The amount of information found there is quite staggering; historical backgrounds of wheel arrangements, types used by virtually every railroad, preserved and operational examples, and even those used in other countries (North America and beyond). 

It is difficult to truly articulate just how much material can be found at this website.  It is a must visit!

Researching Rights-Of-Way

A popular pastime for many is studying and/or exploring abandoned rights-of-way. 

Today, there are tens of thousands of miles scattered throughout the country.  Many were pulled up in the 1970's and 1980's although others were removed long before that. 

If you are researching active or abandoned corridors you might want to check out the United States Geological Survey's (USGS) Historical Topographic Map Explorer

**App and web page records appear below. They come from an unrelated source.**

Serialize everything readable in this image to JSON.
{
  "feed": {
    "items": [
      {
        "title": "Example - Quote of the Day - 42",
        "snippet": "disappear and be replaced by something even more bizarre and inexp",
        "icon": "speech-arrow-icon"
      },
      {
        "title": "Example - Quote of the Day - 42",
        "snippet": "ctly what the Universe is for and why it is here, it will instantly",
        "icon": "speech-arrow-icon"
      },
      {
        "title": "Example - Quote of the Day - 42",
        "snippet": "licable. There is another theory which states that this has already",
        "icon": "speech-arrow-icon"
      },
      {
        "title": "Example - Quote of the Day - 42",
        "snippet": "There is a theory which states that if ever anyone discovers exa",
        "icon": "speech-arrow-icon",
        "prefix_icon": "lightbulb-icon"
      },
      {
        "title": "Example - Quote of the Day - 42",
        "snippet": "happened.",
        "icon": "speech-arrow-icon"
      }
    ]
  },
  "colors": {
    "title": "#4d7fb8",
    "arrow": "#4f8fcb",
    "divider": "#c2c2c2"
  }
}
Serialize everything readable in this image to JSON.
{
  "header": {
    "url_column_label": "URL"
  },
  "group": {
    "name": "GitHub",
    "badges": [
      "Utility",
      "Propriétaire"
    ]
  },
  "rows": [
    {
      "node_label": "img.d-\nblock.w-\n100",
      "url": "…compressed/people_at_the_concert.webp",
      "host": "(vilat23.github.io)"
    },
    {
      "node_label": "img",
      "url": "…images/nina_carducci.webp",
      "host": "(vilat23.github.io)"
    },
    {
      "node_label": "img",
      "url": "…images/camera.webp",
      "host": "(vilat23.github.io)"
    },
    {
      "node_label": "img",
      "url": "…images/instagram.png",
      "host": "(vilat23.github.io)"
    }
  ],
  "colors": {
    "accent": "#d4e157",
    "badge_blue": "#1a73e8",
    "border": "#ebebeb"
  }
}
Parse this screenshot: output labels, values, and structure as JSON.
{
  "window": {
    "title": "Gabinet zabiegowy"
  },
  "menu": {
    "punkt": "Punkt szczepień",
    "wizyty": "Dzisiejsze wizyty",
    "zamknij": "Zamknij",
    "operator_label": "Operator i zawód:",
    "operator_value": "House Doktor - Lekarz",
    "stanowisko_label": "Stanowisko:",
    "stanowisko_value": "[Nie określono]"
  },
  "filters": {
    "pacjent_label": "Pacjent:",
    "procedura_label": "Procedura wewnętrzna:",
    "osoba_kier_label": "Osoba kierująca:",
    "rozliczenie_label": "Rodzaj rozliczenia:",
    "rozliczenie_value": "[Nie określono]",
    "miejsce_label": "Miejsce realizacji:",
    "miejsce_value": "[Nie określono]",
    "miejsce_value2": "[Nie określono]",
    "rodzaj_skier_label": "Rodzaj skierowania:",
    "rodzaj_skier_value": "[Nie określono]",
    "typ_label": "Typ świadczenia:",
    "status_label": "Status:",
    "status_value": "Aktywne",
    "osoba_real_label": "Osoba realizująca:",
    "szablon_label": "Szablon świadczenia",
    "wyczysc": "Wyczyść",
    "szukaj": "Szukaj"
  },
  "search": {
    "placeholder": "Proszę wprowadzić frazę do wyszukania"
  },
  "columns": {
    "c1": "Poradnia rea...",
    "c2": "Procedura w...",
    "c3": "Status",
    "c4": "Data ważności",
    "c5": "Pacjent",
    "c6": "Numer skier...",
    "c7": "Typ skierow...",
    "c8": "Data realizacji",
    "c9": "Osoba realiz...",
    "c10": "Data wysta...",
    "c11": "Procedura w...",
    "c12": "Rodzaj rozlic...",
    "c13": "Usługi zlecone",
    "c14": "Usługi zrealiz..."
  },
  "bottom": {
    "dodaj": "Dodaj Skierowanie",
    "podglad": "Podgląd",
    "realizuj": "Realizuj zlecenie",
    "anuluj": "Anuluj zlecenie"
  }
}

It is an excellent resource with thousands of historic maps on file throughout the country.  Just type in a town or city and click on the timeline of maps at the bottom of the page!